> Work task: Write each entry out again exactly as it was given.

(Dataset items)

******

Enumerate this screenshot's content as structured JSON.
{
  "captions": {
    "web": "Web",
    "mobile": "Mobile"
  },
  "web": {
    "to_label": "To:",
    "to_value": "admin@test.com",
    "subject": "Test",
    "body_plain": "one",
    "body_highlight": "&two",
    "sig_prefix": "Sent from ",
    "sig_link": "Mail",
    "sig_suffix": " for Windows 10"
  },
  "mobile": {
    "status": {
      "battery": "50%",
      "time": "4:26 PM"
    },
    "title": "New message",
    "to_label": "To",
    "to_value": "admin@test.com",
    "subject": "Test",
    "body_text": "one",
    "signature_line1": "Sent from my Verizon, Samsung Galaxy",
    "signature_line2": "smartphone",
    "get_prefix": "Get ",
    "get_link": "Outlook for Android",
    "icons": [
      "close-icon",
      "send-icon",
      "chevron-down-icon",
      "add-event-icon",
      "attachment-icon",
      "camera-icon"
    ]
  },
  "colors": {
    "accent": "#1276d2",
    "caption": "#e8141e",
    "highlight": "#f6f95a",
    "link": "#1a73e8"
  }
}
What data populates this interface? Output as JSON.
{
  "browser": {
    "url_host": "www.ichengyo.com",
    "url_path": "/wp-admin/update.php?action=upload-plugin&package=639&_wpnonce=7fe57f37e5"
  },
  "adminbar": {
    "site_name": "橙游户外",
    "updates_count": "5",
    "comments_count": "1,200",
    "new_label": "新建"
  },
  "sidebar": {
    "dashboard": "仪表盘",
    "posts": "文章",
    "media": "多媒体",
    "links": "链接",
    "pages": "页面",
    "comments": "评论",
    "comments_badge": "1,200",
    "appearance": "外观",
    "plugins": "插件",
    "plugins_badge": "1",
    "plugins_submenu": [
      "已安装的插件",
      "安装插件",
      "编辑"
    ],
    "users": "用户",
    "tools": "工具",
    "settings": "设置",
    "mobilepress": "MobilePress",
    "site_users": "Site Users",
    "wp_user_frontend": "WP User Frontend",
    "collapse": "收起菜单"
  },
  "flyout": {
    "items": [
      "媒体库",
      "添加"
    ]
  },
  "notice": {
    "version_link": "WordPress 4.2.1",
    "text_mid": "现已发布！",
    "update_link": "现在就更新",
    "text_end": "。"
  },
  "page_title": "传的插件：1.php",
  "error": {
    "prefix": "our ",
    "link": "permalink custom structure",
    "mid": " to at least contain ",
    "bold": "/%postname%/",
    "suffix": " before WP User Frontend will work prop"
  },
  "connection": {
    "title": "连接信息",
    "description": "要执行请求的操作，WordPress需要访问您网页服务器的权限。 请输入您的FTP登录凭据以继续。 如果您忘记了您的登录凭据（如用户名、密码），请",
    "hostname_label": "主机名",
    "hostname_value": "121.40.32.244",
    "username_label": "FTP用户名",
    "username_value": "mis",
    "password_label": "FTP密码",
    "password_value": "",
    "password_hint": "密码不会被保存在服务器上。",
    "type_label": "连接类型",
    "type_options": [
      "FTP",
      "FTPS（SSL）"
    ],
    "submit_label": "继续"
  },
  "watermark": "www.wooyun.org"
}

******

> Reply:
Enumerate this screenshot's content as structured JSON.
{
  "captions": {
    "web": "Web",
    "mobile": "Mobile"
  },
  "web": {
    "to_label": "To:",
    "to_value": "admin@test.com",
    "subject": "Test",
    "body_plain": "one",
    "body_highlight": "&two",
    "sig_prefix": "Sent from ",
    "sig_link": "Mail",
    "sig_suffix": " for Windows 10"
  },
  "mobile": {
    "status": {
      "battery": "50%",
      "time": "4:26 PM"
    },
    "title": "New message",
    "to_label": "To",
    "to_value": "admin@test.com",
    "subject": "Test",
    "body_text": "one",
    "signature_line1": "Sent from my Verizon, Samsung Galaxy",
    "signature_line2": "smartphone",
    "get_prefix": "Get ",
    "get_link": "Outlook for Android",
    "icons": [
      "close-icon",
      "send-icon",
      "chevron-down-icon",
      "add-event-icon",
      "attachment-icon",
      "camera-icon"
    ]
  },
  "colors": {
    "accent": "#1276d2",
    "caption": "#e8141e",
    "highlight": "#f6f95a",
    "link": "#1a73e8"
  }
}
What data populates this interface? Output as JSON.
{
  "browser": {
    "url_host": "www.ichengyo.com",
    "url_path": "/wp-admin/update.php?action=upload-plugin&package=639&_wpnonce=7fe57f37e5"
  },
  "adminbar": {
    "site_name": "橙游户外",
    "updates_count": "5",
    "comments_count": "1,200",
    "new_label": "新建"
  },
  "sidebar": {
    "dashboard": "仪表盘",
    "posts": "文章",
    "media": "多媒体",
    "links": "链接",
    "pages": "页面",
    "comments": "评论",
    "comments_badge": "1,200",
    "appearance": "外观",
    "plugins": "插件",
    "plugins_badge": "1",
    "plugins_submenu": [
      "已安装的插件",
      "安装插件",
      "编辑"
    ],
    "users": "用户",
    "tools": "工具",
    "settings": "设置",
    "mobilepress": "MobilePress",
    "site_users": "Site Users",
    "wp_user_frontend": "WP User Frontend",
    "collapse": "收起菜单"
  },
  "flyout": {
    "items": [
      "媒体库",
      "添加"
    ]
  },
  "notice": {
    "version_link": "WordPress 4.2.1",
    "text_mid": "现已发布！",
    "update_link": "现在就更新",
    "text_end": "。"
  },
  "page_title": "传的插件：1.php",
  "error": {
    "prefix": "our ",
    "link": "permalink custom structure",
    "mid": " to at least contain ",
    "bold": "/%postname%/",
    "suffix": " before WP User Frontend will work prop"
  },
  "connection": {
    "title": "连接信息",
    "description": "要执行请求的操作，WordPress需要访问您网页服务器的权限。 请输入您的FTP登录凭据以继续。 如果您忘记了您的登录凭据（如用户名、密码），请",
    "hostname_label": "主机名",
    "hostname_value": "121.40.32.244",
    "username_label": "FTP用户名",
    "username_value": "mis",
    "password_label": "FTP密码",
    "password_value": "",
    "password_hint": "密码不会被保存在服务器上。",
    "type_label": "连接类型",
    "type_options": [
      "FTP",
      "FTPS（SSL）"
    ],
    "submit_label": "继续"
  },
  "watermark": "www.wooyun.org"
}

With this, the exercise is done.